**Exercise directions**: Give back a single number: the count of lines in the data that contain the string "ПОДРОБНАЯ".
═════ The input
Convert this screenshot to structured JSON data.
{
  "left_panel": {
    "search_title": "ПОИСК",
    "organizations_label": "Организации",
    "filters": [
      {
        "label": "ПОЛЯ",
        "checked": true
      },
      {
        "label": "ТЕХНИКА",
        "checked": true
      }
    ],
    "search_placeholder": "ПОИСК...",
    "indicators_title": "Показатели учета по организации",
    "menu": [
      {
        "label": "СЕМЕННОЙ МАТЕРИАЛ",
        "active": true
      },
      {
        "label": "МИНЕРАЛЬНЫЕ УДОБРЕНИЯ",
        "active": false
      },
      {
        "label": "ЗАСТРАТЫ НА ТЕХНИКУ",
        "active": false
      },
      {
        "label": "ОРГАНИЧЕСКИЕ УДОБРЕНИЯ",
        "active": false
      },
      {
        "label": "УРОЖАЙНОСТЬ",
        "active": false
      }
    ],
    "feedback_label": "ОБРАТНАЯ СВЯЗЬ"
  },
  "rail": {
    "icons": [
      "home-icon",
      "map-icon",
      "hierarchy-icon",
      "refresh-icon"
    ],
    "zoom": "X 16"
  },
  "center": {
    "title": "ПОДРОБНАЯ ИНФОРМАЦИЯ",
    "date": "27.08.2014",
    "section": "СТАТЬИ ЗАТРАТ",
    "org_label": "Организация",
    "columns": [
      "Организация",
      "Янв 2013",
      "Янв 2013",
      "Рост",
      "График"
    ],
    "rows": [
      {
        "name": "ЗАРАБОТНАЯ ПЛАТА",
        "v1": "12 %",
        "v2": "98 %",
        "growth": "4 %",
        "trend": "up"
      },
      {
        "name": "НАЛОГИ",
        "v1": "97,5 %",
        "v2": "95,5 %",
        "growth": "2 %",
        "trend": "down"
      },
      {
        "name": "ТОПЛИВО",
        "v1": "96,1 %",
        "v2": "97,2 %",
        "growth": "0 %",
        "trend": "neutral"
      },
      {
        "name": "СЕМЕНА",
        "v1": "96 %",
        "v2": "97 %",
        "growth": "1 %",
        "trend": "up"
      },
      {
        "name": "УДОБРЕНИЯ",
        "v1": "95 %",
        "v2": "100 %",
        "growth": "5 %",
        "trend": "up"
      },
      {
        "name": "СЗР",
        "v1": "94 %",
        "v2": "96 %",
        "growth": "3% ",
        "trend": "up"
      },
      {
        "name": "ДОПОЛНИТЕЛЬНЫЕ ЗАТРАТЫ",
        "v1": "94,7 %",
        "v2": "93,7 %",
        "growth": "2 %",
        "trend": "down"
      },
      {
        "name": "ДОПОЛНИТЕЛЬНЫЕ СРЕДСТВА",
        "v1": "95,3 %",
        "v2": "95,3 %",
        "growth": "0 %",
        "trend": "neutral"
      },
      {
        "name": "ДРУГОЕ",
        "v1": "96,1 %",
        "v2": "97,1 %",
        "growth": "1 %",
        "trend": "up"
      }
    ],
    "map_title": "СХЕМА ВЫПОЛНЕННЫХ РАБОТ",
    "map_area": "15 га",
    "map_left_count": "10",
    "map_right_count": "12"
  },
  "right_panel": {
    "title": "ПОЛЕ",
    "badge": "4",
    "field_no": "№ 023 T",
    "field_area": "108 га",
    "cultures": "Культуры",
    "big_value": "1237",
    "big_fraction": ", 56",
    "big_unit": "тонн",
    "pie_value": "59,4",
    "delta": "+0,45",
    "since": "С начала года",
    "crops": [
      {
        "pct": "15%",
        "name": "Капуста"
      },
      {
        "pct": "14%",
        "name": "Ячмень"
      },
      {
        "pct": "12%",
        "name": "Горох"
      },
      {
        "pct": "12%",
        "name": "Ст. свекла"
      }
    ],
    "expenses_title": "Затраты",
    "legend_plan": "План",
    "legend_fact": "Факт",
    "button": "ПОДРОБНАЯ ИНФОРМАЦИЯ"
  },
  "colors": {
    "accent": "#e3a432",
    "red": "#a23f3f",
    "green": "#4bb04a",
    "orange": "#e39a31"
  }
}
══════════
**Completed exercise**: 2